For Immediate Release - June 08, 2016

Probation’s Community Service Program Is Recognized With Humanitarian Award By JERICHO

The Massachusetts Trial Court Community Service Program, an initiative of the Massachusetts Probation Service, was recently recognized with the 2016 Humanitarian Award by JERICHO: The Bureau for Exceptional Children and Adults for the work Community Service crews have performed on the agency’s 37-acre property.

For more than a decade, the Community Service Program has provided supervised work crews on a weekly basis at JERICHO’s Holyoke-based facility where probationers have cleared brush, weeded and mowed lawns, and planted gardens during the warmer months and cleared snow and ice during the winter. Crew members also clean the buildings on the property. JERICHO is a non-profit agency whose employees and volunteers work with parents, families, and professionals throughout Western Massachusetts to provide full inclusion of children and adults with special needs and disabilities into schools and the community. The award was presented at a recent luncheon held at the Summit View Banquet Hall in Holyoke. Michael LeCours, Assistant Statewide Community Service Supervisor, and Michael Orlandi, Assistant Court Services Coordinator, were on hand to accept the award. Orlandi supervises the crews at JERICHO.

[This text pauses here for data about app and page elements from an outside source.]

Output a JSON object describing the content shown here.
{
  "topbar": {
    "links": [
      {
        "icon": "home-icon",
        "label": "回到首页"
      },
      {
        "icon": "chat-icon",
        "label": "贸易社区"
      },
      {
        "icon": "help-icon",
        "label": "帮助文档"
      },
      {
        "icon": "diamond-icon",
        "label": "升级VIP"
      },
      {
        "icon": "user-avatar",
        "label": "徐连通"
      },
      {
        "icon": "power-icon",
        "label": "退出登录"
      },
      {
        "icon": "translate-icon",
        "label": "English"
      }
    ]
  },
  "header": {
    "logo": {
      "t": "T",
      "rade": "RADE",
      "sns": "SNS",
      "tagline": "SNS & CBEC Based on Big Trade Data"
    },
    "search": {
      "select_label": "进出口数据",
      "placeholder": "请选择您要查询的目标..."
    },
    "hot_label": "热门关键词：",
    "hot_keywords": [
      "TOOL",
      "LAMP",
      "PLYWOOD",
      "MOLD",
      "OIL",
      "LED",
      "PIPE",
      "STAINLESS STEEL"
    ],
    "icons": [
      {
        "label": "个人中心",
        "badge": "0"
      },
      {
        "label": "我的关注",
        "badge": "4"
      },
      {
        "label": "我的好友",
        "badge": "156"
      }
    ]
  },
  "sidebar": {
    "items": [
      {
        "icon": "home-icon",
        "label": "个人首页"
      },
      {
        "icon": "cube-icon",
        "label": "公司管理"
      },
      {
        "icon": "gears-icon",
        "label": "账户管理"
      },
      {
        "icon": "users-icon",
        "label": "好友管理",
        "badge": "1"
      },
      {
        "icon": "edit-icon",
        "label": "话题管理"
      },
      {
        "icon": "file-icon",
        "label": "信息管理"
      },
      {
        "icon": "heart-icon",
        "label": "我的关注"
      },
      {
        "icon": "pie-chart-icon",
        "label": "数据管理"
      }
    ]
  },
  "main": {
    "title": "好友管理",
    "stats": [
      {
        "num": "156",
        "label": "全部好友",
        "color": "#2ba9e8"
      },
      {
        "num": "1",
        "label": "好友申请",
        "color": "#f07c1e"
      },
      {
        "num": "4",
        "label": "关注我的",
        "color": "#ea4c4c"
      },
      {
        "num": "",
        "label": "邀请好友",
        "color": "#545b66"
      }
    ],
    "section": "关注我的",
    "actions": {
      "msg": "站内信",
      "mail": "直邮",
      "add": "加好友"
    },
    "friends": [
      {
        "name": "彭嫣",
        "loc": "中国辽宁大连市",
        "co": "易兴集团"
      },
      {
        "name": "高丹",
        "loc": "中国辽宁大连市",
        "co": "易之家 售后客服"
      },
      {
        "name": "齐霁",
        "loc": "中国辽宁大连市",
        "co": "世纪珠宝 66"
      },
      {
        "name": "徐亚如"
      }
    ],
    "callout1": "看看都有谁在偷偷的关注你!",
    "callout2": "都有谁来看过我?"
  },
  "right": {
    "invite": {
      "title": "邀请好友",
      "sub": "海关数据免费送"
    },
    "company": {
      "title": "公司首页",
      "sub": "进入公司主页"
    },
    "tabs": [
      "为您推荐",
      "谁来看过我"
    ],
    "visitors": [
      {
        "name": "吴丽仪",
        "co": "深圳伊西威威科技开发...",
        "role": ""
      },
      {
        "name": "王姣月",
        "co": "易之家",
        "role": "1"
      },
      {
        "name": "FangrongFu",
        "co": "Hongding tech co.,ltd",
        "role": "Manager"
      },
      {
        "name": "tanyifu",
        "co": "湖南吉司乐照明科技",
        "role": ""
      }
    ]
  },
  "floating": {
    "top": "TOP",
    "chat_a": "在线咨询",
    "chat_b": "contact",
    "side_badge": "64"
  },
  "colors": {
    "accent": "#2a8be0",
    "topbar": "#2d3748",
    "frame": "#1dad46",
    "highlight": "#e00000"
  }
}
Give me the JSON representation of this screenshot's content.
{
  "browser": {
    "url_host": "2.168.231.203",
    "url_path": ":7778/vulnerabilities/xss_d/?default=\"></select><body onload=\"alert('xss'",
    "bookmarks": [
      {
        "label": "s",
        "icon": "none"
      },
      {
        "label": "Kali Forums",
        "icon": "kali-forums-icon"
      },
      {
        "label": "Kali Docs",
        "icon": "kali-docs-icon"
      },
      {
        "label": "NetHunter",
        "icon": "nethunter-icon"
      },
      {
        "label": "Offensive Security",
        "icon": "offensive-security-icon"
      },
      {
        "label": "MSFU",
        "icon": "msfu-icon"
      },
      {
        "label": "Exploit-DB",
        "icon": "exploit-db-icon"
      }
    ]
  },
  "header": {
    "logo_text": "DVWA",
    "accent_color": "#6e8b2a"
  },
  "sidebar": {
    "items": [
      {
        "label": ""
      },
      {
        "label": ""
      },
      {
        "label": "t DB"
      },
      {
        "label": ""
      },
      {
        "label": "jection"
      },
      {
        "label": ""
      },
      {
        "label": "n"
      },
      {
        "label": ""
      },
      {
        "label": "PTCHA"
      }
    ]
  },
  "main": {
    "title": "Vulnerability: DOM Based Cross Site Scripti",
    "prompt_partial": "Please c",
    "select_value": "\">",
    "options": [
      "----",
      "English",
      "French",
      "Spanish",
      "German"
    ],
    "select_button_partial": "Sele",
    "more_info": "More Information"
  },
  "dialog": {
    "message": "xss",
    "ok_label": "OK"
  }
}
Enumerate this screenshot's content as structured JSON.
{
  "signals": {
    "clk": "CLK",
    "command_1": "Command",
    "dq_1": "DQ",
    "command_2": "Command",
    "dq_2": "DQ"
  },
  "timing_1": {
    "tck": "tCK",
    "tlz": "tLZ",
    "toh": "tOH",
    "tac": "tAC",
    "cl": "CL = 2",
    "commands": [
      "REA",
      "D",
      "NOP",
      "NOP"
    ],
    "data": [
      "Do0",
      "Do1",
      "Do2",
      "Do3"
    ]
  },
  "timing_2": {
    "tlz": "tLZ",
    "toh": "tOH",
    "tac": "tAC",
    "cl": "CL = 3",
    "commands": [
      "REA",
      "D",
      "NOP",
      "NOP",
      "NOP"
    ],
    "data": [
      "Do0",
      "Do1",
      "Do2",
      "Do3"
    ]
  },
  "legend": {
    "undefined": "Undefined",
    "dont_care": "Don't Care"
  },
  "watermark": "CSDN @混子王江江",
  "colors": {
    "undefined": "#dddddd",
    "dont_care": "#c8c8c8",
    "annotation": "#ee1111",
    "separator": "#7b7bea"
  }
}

JERICHO Associate Director Maria L.P. Burke said of the Community Service Program, “Working closely with staff and volunteers, these crews have helped to enhance the beauty of this peaceful property, been instrumental in maintaining the many gardens and tackled numerous projects. Best of all, everyone is always extremely nice to work with. It has been an honor for us to share our space.”

LeCours said, “It is a great honor for Community Service to be acknowledged for the work our crews have performed for JERICHO over the years. I have witnessed the great sense of accomplishment the members of the crews feel when they complete a job.”

Jeffrey Youens, a regular member of the Community Service crew at JERICHO for the past year, said he looks forward to performing the work.

“I like going to JERICHO because I know that I am doing something that helps others. It is a very nice experience and I think of it as a job. Every week, I clean the church in Holyoke,” Youens said.

Each year, Probationers perform a total of 300,000 community service hours statewide in lieu of paying court fees. The Community Service Program is part of Probation’s Office of Community Corrections which includes 18 community corrections centers statewide. Offenders are transported from the centers or courts to the project sites where they perform a range of tasks-- both traditional and non-traditional. This work includes trash pick-up along streets and highways; set-up of classrooms for the school year by moving furniture and painting walls; building cages for oyster seeds at state fisheries; stocking and distributing food at local soup kitchens; and setting up 1,000’s of chairs and tables for community concerts and events. This work has also led to full-time employment for many offenders.

The work performed by Probation is an example of restorative justice which focuses on the rehabilitation of offenders through reconciliation with the community-at-large, according to Probation Commissioner Edward J. Dolan.

“This work enhances communities and enables offenders to give back in a positive way,” Dolan said.

“Our program strives to provide the best service for the state and non-profit agencies where our clients perform community service work. It is also the goal of the Community Service Program to provide a learning opportunity and a sense of achievement for each client with every project they complete,” said David Skocik, Statewide Community Service Supervisor.